Kiwanis - Serving the Children of the World
Serving the Children of the World
Elgin Noon News

Eric Larson the executive director of the Elgin Youth Symphony Orchestra will...

What's happening in Puerto Rico?

Gail Borden Public Library librarian, Tina Viglucci will give her first-hand...

History of Lord's Park with Jerry Turnquist

Elgin local historian, Jerry Turnquist will present a history of Elgin's...

History of the Lord's Park Zoo

Did you know that the Lord's Park Zoo is 115 years old? The zoo is a truly...

N.E.W. You Center-Presence Saint Joseph Hospital

Deb Perez of the Presence Saint Joseph Hospital N.E.W. You Center will be speaking...

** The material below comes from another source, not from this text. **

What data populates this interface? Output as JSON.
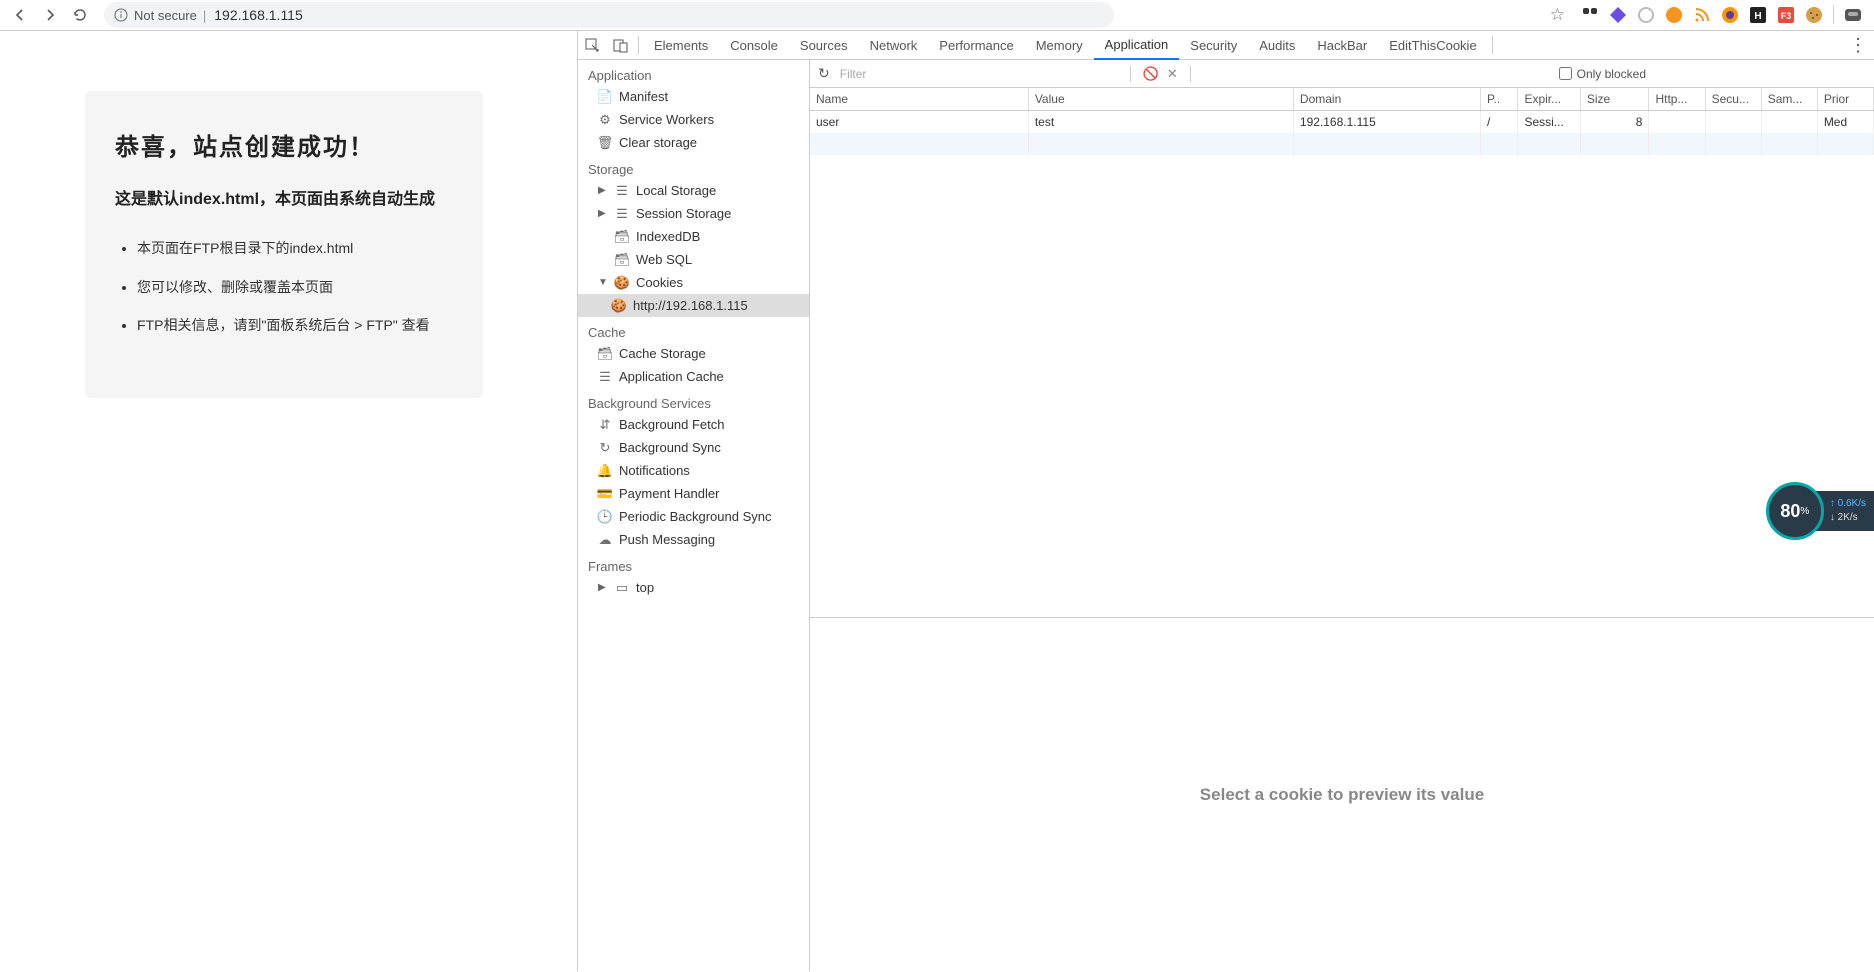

Our club is involved in a variety of projects that involve fundraising, community service, and assisting children locally and worldwide.  Below are the projects in which we are currently involved:                  

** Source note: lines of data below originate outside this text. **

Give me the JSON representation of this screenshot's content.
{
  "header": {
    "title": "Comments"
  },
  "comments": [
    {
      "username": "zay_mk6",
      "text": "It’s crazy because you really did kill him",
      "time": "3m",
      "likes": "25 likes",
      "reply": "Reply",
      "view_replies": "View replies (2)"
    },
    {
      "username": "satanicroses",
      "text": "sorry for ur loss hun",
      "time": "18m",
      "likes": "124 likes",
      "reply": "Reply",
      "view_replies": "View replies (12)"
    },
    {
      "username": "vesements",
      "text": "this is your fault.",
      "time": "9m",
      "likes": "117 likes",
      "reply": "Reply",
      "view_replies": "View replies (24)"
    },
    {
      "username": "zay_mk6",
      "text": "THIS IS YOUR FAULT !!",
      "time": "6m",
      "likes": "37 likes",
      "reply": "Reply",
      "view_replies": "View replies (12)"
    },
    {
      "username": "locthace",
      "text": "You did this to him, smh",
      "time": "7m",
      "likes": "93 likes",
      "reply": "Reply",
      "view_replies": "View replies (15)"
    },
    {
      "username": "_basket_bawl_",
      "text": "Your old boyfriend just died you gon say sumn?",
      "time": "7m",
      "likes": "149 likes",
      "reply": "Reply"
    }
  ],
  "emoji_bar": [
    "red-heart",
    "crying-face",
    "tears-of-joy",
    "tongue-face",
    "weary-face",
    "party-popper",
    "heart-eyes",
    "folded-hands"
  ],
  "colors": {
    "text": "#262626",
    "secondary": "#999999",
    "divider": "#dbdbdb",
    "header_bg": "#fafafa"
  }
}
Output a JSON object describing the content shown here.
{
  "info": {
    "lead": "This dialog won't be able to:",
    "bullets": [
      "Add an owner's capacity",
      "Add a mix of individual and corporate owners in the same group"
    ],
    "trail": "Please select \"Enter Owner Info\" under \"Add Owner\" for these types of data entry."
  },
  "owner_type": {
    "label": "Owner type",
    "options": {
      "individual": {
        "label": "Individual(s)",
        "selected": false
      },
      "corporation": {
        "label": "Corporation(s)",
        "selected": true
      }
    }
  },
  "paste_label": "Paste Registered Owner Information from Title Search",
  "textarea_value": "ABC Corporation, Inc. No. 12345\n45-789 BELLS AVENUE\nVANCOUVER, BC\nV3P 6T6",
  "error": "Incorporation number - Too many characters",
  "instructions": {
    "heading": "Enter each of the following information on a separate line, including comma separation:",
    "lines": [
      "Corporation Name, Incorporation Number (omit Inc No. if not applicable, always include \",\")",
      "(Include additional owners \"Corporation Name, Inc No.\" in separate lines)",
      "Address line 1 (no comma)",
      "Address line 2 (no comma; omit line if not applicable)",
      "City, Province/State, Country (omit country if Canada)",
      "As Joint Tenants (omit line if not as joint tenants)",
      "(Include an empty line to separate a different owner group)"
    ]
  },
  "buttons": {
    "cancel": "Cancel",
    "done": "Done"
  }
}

Observatory Park
The Kiwanis Club of Elgin, working with the City of Elgin and Elgin Housing Authority and Elgin Golden K's, dedicated Kiwanis Park on Wednesday, October 23, 2013.  Located at National and Raymond Streets in Elgin, the new gazebo at the park was used to serve over 1000 lunches to area children this summer. 

Kiwanis One Day
Each year, the club participates in this national day of volunteering.  In 2011 and 2012, members worked at the Northern Illinois Food Bank, Geneva IL.  In 2013, members helped the Aktion Club of Elgin with a technology recycling event.

Project Eliminate

The Kiwanis Club of Elgin is raising funds to support the  Kiwanis International effort to eliminate maternal and neonatal tetanus.  Kiwanis International has joined forces with UNICEF to eliminate maternal and neonatal tetanus. This deadly disease steals the lives of nearly 60,000 innocent babies and a significant number of women each year. The effects of the disease are excruciating — tiny newborns suffer repeated, painful convulsions and extreme sensitivity to light and touch.

To eliminate MNT from the Earth, more than 100 million mothers and their future babies must be immunized. This requires vaccines, syringes, safe storage, transportation, thousands of skilled staff and more. It will take US$110 million — and the dedicated work of UNICEF and every member of the Kiwanis family.

Kiwanis and UNICEF joined forces to tackle iodine deficiency disorders, achieving one of the most significant public health successes of the 20th century. Now, they are eliminating MNT from the face of the Earth. And in doing so, the project will reach the poorest, most neglected mothers and babies with additional lifesaving health care. The end of this one disease means the beginning of better health for so many families.